##### DATA LISTING

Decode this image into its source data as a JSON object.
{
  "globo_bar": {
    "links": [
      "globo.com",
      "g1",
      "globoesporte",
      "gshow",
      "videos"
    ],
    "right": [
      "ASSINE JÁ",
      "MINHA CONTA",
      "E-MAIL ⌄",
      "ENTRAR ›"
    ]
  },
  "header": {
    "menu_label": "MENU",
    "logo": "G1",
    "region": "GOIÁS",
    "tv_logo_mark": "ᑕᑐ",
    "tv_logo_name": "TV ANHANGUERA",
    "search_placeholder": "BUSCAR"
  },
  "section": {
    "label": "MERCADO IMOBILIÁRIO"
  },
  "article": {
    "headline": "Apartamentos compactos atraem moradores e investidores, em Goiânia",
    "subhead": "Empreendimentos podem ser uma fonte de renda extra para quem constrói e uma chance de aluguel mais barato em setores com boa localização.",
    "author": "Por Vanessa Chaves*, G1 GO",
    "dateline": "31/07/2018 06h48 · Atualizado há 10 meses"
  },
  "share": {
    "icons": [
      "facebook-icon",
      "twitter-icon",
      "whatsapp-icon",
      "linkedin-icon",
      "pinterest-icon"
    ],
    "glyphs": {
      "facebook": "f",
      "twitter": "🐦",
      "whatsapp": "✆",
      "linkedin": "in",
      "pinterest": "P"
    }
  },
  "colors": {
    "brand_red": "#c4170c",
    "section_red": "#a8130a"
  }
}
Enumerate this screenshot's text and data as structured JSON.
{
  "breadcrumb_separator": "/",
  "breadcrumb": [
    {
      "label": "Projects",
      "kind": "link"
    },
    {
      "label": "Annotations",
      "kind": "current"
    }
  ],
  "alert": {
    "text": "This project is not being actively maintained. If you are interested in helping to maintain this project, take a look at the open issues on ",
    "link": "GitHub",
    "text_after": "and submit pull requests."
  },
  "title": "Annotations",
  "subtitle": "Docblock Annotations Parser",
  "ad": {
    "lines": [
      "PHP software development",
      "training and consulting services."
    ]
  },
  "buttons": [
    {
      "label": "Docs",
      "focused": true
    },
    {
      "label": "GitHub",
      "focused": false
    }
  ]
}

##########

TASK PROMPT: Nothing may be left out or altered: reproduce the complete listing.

EXERCISE SOLUTION:
Decode this image into its source data as a JSON object.
{
  "globo_bar": {
    "links": [
      "globo.com",
      "g1",
      "globoesporte",
      "gshow",
      "videos"
    ],
    "right": [
      "ASSINE JÁ",
      "MINHA CONTA",
      "E-MAIL ⌄",
      "ENTRAR ›"
    ]
  },
  "header": {
    "menu_label": "MENU",
    "logo": "G1",
    "region": "GOIÁS",
    "tv_logo_mark": "ᑕᑐ",
    "tv_logo_name": "TV ANHANGUERA",
    "search_placeholder": "BUSCAR"
  },
  "section": {
    "label": "MERCADO IMOBILIÁRIO"
  },
  "article": {
    "headline": "Apartamentos compactos atraem moradores e investidores, em Goiânia",
    "subhead": "Empreendimentos podem ser uma fonte de renda extra para quem constrói e uma chance de aluguel mais barato em setores com boa localização.",
    "author": "Por Vanessa Chaves*, G1 GO",
    "dateline": "31/07/2018 06h48 · Atualizado há 10 meses"
  },
  "share": {
    "icons": [
      "facebook-icon",
      "twitter-icon",
      "whatsapp-icon",
      "linkedin-icon",
      "pinterest-icon"
    ],
    "glyphs": {
      "facebook": "f",
      "twitter": "🐦",
      "whatsapp": "✆",
      "linkedin": "in",
      "pinterest": "P"
    }
  },
  "colors": {
    "brand_red": "#c4170c",
    "section_red": "#a8130a"
  }
}
Enumerate this screenshot's text and data as structured JSON.
{
  "breadcrumb_separator": "/",
  "breadcrumb": [
    {
      "label": "Projects",
      "kind": "link"
    },
    {
      "label": "Annotations",
      "kind": "current"
    }
  ],
  "alert": {
    "text": "This project is not being actively maintained. If you are interested in helping to maintain this project, take a look at the open issues on ",
    "link": "GitHub",
    "text_after": "and submit pull requests."
  },
  "title": "Annotations",
  "subtitle": "Docblock Annotations Parser",
  "ad": {
    "lines": [
      "PHP software development",
      "training and consulting services."
    ]
  },
  "buttons": [
    {
      "label": "Docs",
      "focused": true
    },
    {
      "label": "GitHub",
      "focused": false
    }
  ]
}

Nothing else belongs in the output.